Samuel Eto’o arrived on a free transfer, and a hefty salary, and has been the pick of Chelsea’s strikers, but he was not the player required. Chelsea have relied far too heavily on the pace of their attacking midfielders on the counter-attack this season, meaning that when either the space was denied them to break at pace, or the likes of Eden Hazard, Oscar and Willian were off their game, Chelsea had very little to offer going forward. The losses that cost them the Premier League title came against Aston Villa, Crystal Palace and Sunderland, all of whom were able to sit back and frustrate Chelsea. The same was in large part true in Chelsea’s exit in the Champions League at the hands of Costa’s current club in the semifinals.
Mourinho deployed similar tactics in his first spell at Stamford Bridge, of course, to, largely, success. One of the key differences between then and now, however, was the presence of Didier Drogba, a player capable of being a true penalty-box presence and allowing Chelsea to go direct. In Diego Costa it is hard not to see the resemblances with the legendary Ivorian.
Like Drogba, Costa did not come to prominence until later in his career than most top players do in the modern game. Costa did not get into double figures in goals in the top flight until two years ago when aged 23 and on loan at Rayo Vallecano. This is only his second season as a regular for Atletico, and the first campaign in which he has scored more than 10 league goals. With a player without a record of having delivered the goods consistently over a number of years, there is an inherent risk involved in committing such large sums of money as Chelsea appear to have done.

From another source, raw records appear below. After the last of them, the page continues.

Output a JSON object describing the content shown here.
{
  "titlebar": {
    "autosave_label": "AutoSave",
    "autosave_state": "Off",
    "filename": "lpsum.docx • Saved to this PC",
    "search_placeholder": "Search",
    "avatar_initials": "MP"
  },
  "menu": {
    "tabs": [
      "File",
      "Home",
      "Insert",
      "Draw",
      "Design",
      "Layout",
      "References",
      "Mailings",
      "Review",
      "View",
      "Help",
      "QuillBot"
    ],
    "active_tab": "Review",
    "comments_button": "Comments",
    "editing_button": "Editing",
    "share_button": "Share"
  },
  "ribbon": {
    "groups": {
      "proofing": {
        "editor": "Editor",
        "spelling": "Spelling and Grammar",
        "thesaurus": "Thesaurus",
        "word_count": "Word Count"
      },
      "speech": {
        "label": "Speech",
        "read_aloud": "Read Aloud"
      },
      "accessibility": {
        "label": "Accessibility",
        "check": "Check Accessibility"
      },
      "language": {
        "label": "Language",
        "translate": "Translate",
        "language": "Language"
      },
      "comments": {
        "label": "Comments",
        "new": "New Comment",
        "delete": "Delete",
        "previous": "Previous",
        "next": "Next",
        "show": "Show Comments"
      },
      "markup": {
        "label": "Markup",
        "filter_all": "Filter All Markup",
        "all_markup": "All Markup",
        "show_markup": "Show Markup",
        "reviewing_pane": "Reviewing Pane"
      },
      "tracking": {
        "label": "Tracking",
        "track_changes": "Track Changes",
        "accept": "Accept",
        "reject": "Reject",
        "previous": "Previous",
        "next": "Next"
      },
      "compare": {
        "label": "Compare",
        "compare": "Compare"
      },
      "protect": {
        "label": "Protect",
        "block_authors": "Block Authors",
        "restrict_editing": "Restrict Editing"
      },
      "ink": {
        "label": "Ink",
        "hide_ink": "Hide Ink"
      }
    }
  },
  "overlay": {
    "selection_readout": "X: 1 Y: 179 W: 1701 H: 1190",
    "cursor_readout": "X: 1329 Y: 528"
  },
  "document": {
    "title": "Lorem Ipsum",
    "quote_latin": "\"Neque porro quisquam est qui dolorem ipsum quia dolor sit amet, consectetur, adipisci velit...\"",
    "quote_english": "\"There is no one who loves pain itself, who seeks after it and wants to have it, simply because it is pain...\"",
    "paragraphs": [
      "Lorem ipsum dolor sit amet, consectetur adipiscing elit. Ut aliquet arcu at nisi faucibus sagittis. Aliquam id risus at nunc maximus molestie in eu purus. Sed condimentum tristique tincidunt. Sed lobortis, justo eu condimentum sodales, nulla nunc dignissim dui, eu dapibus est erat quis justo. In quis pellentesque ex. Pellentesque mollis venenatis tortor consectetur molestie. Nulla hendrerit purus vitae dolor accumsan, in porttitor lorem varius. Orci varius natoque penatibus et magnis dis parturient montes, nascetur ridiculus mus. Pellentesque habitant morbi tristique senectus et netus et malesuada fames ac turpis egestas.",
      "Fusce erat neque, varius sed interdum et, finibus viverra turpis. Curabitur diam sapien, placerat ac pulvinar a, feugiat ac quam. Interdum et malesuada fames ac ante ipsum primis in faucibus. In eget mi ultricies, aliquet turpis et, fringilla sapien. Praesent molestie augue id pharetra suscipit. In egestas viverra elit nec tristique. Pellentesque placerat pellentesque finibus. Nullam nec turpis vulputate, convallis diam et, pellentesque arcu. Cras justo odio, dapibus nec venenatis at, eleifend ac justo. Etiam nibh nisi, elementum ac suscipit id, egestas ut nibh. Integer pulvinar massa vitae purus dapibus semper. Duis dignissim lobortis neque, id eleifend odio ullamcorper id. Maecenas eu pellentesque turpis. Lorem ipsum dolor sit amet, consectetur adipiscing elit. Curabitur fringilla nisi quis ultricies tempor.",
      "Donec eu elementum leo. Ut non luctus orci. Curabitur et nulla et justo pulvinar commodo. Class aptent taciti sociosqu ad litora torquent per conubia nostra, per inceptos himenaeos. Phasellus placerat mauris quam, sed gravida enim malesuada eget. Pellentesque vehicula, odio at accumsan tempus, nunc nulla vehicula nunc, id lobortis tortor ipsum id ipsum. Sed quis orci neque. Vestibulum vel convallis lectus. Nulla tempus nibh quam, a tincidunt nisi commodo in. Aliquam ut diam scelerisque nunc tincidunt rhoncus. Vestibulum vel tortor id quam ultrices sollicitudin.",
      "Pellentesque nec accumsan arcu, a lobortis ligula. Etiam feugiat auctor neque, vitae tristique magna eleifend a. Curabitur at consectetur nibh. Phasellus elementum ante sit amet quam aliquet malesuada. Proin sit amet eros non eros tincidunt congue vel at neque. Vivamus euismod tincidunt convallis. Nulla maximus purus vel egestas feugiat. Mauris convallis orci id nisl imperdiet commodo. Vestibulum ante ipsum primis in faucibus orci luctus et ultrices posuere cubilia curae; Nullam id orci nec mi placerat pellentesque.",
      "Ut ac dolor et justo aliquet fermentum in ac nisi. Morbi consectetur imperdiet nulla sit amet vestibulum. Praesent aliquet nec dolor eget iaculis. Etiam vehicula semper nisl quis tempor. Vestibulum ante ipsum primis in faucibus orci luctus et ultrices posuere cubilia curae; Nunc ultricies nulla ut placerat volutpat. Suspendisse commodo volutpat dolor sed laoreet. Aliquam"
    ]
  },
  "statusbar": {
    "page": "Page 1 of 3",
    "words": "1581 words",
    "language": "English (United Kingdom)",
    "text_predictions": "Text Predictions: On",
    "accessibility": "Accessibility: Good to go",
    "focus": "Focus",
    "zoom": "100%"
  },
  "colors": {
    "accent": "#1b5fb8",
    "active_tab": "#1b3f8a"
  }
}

But there is certainly reason to believe that Costa will turn out as shrewd an investment as Drogba did 10 years ago. Like Drogba, is more than just a goalscorer. He occupies defenders for the full 90 minutes, a thorn in the side of the opposition with his aggressive physicality, technical ability and gamesmanship. Certainly Costa will fit smoothly into Mourinho’s ethos of winning at almost all costs. He also will have no trouble adapting to Mourinho’s desire to have every player put the team first and, like Drogba, will also contribute considerably when the team is without the ball. Chelsea’s first big signing of the summer offers plenty of hope that Mourinho’s second season back at Stamford Bridge will not end trophyless.